I love magical realism and a genre story that mixes the commercial with the literary is a home run. Send either my way :)

Neverending Stories said...

Jennifer-- To answer your question about where the picture book market is heading:

Editors right now, for the most part, are looking for character driven picture books. So if you have a created a character who will resonate with readers and could lead to future books, while standing alone, you're on the right track. Be careful with rhyming if that's your preferred method---make sure it actually rhymes and isn't a stretch. I personally prefer non-rhyming picture books.

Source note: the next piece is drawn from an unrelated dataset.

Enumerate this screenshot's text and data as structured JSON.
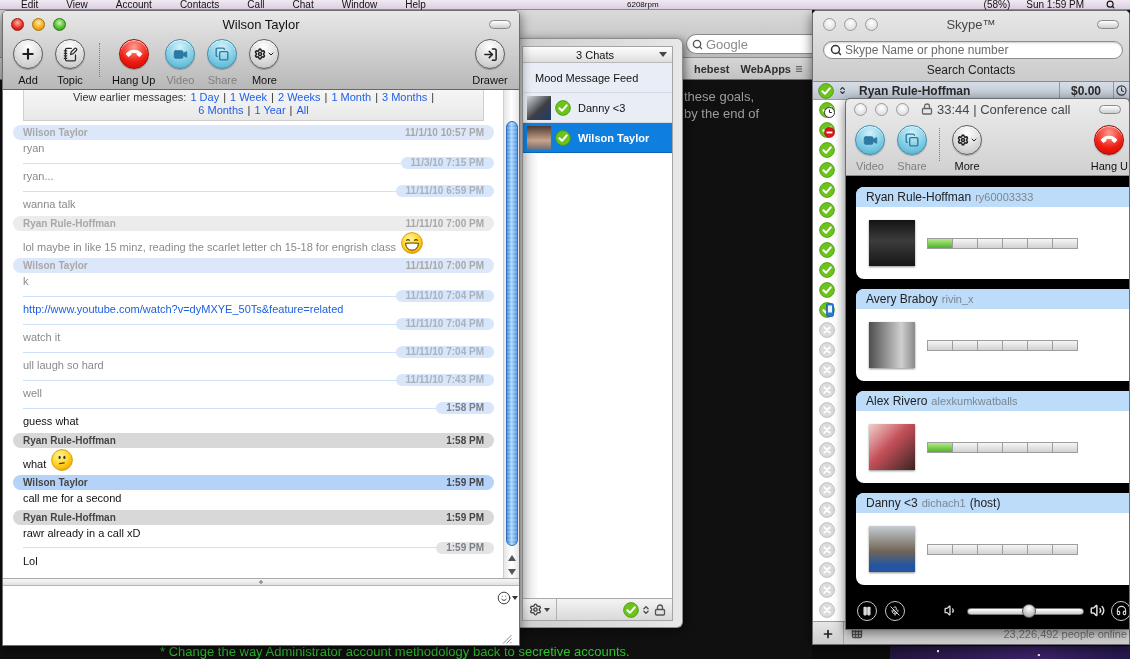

If you have a message be subtle, try not to be too preachy.

Subject matter: Funny, witty and cute picture books will always have a place, especially something with a unique twist or bringing together two unlikely characters who become friends. A child learning to stay true to themselves, imaginative books that take you to different worlds, non-fiction bios on famous figures. There's room for almost anything if you ask me. Do your research. See what else is out there and make sure what you write isn't too too similar.

Length: This really depends on the age range. We have board books which are 100 words or less. Younger picture books (3-5): 500 words or less. Picture books (6-8): 800 words or less, but depending if it's non-fiction or fiction could go up to over a 1000 words. These word counts will vary a bit depending on the editor and most people aren't sitting counting words. It's more important that you have a unique concept with a great hook, but it's good to stay around these ranges. If you send something too long or too short for the age range you could get an automatic rejection.

Neverending Stories said...

Krista with a K asked:

Christa with a C, are you interested in picture book writers who AREN'T illustrators? (And are you interested in illustrators who aren't writers?)

Yes to both, although probably more interested in the former. Publishers often like to pair text to an illustrator on their end.

Neverending Stories said...

Ink in the Book:

More character driven!

Neverending Stories said...


I'd say you have a fantasy on your hands, but in your pitches to Agents or editors you can say a fantasy with romantic elements, a fantasy adventure...whatever it may be.

Neverending Stories said...

Jared asks: what is your idea of an ideal synopsis in your mailbox?

1-2 pages. Give me the basic story outline, do not give away any twists or surprising plot points---it can ruin the read if I know exactly what's going to happen.

In sum, give me a sense of where things are going and who the key players are without spoiling or over-explaining.

Thanks for your kind words!

Neverending Stories said...

Thanks Sarah, Hilary and Rachel. You guys are always so gracious and wonderful. And of course, thanks to Krista with a K for the interview!

Krista Van Dolzer said...

And that's a wrap! Thanks for spending the afternoon with us and answering our questions, Christa. We very much appreciate it!

Myrna Foster said...

Thanks (both of you) for this interview!

Krista, you've added another agent to my query list. And thanks again for asking my question. :o)

Krista Van Dolzer said...

Happy to hear it, Myrna! I always feel like I've succeeded when I add another agent to your list:)